- [What you will do]: Return all of the data exactly as given.

::::

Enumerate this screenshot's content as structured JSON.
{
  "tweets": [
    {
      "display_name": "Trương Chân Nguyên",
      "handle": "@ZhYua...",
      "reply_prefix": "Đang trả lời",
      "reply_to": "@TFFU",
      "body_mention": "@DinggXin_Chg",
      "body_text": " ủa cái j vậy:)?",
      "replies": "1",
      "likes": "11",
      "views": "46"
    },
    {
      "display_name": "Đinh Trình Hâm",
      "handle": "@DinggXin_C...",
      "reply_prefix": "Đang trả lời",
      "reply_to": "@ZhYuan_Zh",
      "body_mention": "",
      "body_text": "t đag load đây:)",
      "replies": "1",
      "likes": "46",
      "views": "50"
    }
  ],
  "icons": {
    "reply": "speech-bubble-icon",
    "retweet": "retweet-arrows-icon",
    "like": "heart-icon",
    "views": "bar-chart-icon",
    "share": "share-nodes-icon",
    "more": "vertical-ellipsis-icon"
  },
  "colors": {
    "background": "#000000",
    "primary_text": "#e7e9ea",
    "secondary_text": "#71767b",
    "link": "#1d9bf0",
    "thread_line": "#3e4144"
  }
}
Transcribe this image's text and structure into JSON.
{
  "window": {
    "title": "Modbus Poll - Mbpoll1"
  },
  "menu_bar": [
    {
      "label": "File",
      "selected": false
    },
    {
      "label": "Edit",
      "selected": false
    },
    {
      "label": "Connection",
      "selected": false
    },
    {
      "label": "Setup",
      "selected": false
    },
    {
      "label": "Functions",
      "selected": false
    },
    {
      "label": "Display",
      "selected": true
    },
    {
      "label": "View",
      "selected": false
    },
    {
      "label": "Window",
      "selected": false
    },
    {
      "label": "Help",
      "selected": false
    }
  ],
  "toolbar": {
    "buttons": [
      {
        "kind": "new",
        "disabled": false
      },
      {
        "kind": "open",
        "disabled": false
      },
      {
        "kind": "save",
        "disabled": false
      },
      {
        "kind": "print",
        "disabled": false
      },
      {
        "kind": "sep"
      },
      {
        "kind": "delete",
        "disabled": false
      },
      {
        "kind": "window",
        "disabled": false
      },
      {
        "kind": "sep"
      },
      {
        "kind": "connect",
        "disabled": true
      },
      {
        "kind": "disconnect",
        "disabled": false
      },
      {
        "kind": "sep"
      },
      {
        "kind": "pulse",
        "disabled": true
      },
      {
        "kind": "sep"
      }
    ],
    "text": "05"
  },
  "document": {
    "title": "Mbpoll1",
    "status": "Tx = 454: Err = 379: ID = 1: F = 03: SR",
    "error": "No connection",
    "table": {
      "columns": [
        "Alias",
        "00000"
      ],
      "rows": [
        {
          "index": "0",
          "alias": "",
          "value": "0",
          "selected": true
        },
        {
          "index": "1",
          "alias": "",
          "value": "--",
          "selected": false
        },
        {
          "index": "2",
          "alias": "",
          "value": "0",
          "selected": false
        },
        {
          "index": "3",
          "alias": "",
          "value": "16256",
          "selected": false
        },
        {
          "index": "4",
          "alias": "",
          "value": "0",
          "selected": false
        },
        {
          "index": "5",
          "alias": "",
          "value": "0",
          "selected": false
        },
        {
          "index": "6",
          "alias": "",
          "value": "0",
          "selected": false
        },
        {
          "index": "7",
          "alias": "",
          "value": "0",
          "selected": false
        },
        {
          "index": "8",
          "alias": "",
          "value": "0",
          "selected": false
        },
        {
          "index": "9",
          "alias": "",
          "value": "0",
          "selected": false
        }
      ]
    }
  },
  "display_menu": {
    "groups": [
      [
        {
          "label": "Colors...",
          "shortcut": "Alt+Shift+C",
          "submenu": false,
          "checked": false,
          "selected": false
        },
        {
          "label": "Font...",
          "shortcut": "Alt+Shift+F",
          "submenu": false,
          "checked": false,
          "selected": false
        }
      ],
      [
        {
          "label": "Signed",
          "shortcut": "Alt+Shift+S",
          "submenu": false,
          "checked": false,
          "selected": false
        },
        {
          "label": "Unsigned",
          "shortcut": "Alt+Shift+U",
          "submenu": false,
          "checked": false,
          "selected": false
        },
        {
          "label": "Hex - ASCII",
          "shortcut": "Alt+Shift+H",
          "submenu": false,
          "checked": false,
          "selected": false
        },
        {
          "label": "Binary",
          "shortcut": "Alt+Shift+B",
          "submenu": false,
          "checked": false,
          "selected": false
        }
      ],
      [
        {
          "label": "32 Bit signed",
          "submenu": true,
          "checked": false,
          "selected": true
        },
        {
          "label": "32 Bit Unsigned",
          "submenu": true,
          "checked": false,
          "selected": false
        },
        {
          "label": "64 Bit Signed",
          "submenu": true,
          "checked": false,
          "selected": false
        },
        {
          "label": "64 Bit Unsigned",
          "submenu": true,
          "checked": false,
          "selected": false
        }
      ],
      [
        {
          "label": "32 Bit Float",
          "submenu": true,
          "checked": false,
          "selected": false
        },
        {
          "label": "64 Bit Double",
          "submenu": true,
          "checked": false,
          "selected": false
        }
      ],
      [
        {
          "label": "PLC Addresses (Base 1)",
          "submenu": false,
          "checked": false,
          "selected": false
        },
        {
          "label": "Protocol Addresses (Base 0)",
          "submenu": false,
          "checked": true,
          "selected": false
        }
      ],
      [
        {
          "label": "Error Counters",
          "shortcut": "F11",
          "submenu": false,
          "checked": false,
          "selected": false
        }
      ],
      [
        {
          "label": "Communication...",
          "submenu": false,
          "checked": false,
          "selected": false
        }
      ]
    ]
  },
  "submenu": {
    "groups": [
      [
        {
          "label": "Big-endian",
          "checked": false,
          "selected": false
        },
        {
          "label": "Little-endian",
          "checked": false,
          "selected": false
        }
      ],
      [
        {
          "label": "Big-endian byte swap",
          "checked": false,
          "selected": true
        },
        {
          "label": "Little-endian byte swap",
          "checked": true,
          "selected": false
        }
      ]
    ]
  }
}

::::

- [Your solution]:
Enumerate this screenshot's content as structured JSON.
{
  "tweets": [
    {
      "display_name": "Trương Chân Nguyên",
      "handle": "@ZhYua...",
      "reply_prefix": "Đang trả lời",
      "reply_to": "@TFFU",
      "body_mention": "@DinggXin_Chg",
      "body_text": " ủa cái j vậy:)?",
      "replies": "1",
      "likes": "11",
      "views": "46"
    },
    {
      "display_name": "Đinh Trình Hâm",
      "handle": "@DinggXin_C...",
      "reply_prefix": "Đang trả lời",
      "reply_to": "@ZhYuan_Zh",
      "body_mention": "",
      "body_text": "t đag load đây:)",
      "replies": "1",
      "likes": "46",
      "views": "50"
    }
  ],
  "icons": {
    "reply": "speech-bubble-icon",
    "retweet": "retweet-arrows-icon",
    "like": "heart-icon",
    "views": "bar-chart-icon",
    "share": "share-nodes-icon",
    "more": "vertical-ellipsis-icon"
  },
  "colors": {
    "background": "#000000",
    "primary_text": "#e7e9ea",
    "secondary_text": "#71767b",
    "link": "#1d9bf0",
    "thread_line": "#3e4144"
  }
}
Transcribe this image's text and structure into JSON.
{
  "window": {
    "title": "Modbus Poll - Mbpoll1"
  },
  "menu_bar": [
    {
      "label": "File",
      "selected": false
    },
    {
      "label": "Edit",
      "selected": false
    },
    {
      "label": "Connection",
      "selected": false
    },
    {
      "label": "Setup",
      "selected": false
    },
    {
      "label": "Functions",
      "selected": false
    },
    {
      "label": "Display",
      "selected": true
    },
    {
      "label": "View",
      "selected": false
    },
    {
      "label": "Window",
      "selected": false
    },
    {
      "label": "Help",
      "selected": false
    }
  ],
  "toolbar": {
    "buttons": [
      {
        "kind": "new",
        "disabled": false
      },
      {
        "kind": "open",
        "disabled": false
      },
      {
        "kind": "save",
        "disabled": false
      },
      {
        "kind": "print",
        "disabled": false
      },
      {
        "kind": "sep"
      },
      {
        "kind": "delete",
        "disabled": false
      },
      {
        "kind": "window",
        "disabled": false
      },
      {
        "kind": "sep"
      },
      {
        "kind": "connect",
        "disabled": true
      },
      {
        "kind": "disconnect",
        "disabled": false
      },
      {
        "kind": "sep"
      },
      {
        "kind": "pulse",
        "disabled": true
      },
      {
        "kind": "sep"
      }
    ],
    "text": "05"
  },
  "document": {
    "title": "Mbpoll1",
    "status": "Tx = 454: Err = 379: ID = 1: F = 03: SR",
    "error": "No connection",
    "table": {
      "columns": [
        "Alias",
        "00000"
      ],
      "rows": [
        {
          "index": "0",
          "alias": "",
          "value": "0",
          "selected": true
        },
        {
          "index": "1",
          "alias": "",
          "value": "--",
          "selected": false
        },
        {
          "index": "2",
          "alias": "",
          "value": "0",
          "selected": false
        },
        {
          "index": "3",
          "alias": "",
          "value": "16256",
          "selected": false
        },
        {
          "index": "4",
          "alias": "",
          "value": "0",
          "selected": false
        },
        {
          "index": "5",
          "alias": "",
          "value": "0",
          "selected": false
        },
        {
          "index": "6",
          "alias": "",
          "value": "0",
          "selected": false
        },
        {
          "index": "7",
          "alias": "",
          "value": "0",
          "selected": false
        },
        {
          "index": "8",
          "alias": "",
          "value": "0",
          "selected": false
        },
        {
          "index": "9",
          "alias": "",
          "value": "0",
          "selected": false
        }
      ]
    }
  },
  "display_menu": {
    "groups": [
      [
        {
          "label": "Colors...",
          "shortcut": "Alt+Shift+C",
          "submenu": false,
          "checked": false,
          "selected": false
        },
        {
          "label": "Font...",
          "shortcut": "Alt+Shift+F",
          "submenu": false,
          "checked": false,
          "selected": false
        }
      ],
      [
        {
          "label": "Signed",
          "shortcut": "Alt+Shift+S",
          "submenu": false,
          "checked": false,
          "selected": false
        },
        {
          "label": "Unsigned",
          "shortcut": "Alt+Shift+U",
          "submenu": false,
          "checked": false,
          "selected": false
        },
        {
          "label": "Hex - ASCII",
          "shortcut": "Alt+Shift+H",
          "submenu": false,
          "checked": false,
          "selected": false
        },
        {
          "label": "Binary",
          "shortcut": "Alt+Shift+B",
          "submenu": false,
          "checked": false,
          "selected": false
        }
      ],
      [
        {
          "label": "32 Bit signed",
          "submenu": true,
          "checked": false,
          "selected": true
        },
        {
          "label": "32 Bit Unsigned",
          "submenu": true,
          "checked": false,
          "selected": false
        },
        {
          "label": "64 Bit Signed",
          "submenu": true,
          "checked": false,
          "selected": false
        },
        {
          "label": "64 Bit Unsigned",
          "submenu": true,
          "checked": false,
          "selected": false
        }
      ],
      [
        {
          "label": "32 Bit Float",
          "submenu": true,
          "checked": false,
          "selected": false
        },
        {
          "label": "64 Bit Double",
          "submenu": true,
          "checked": false,
          "selected": false
        }
      ],
      [
        {
          "label": "PLC Addresses (Base 1)",
          "submenu": false,
          "checked": false,
          "selected": false
        },
        {
          "label": "Protocol Addresses (Base 0)",
          "submenu": false,
          "checked": true,
          "selected": false
        }
      ],
      [
        {
          "label": "Error Counters",
          "shortcut": "F11",
          "submenu": false,
          "checked": false,
          "selected": false
        }
      ],
      [
        {
          "label": "Communication...",
          "submenu": false,
          "checked": false,
          "selected": false
        }
      ]
    ]
  },
  "submenu": {
    "groups": [
      [
        {
          "label": "Big-endian",
          "checked": false,
          "selected": false
        },
        {
          "label": "Little-endian",
          "checked": false,
          "selected": false
        }
      ],
      [
        {
          "label": "Big-endian byte swap",
          "checked": false,
          "selected": true
        },
        {
          "label": "Little-endian byte swap",
          "checked": true,
          "selected": false
        }
      ]
    ]
  }
}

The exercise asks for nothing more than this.